Data extracts Block Start
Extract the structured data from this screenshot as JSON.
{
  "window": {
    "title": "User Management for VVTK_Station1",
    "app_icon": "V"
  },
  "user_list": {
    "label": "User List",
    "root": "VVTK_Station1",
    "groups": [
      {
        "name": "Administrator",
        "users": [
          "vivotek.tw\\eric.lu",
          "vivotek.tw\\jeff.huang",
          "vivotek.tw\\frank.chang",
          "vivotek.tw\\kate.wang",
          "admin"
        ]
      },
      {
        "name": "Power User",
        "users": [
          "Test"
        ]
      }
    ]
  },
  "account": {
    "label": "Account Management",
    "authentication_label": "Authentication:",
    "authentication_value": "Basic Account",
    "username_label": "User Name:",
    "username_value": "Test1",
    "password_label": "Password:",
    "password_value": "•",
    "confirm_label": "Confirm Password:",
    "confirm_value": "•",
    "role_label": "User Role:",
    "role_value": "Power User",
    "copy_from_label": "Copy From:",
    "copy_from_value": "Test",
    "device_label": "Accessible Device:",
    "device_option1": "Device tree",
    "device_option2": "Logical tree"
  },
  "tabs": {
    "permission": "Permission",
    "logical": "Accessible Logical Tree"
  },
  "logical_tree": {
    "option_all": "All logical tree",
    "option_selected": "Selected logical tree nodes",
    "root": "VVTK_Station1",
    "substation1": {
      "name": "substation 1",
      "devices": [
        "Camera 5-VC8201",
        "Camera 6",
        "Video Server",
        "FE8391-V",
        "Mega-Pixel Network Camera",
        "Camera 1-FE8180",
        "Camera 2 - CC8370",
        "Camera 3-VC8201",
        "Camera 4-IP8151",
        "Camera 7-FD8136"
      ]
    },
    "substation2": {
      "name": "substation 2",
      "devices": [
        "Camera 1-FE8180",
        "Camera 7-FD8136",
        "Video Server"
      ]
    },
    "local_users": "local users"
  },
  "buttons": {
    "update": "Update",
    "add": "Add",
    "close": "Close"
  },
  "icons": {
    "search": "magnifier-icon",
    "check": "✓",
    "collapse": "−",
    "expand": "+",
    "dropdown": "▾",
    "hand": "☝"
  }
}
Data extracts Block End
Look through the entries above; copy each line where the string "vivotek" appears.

→ Answer to this problem:
          "vivotek.tw\\eric.lu",
          "vivotek.tw\\jeff.huang",
          "vivotek.tw\\frank.chang",
          "vivotek.tw\\kate.wang",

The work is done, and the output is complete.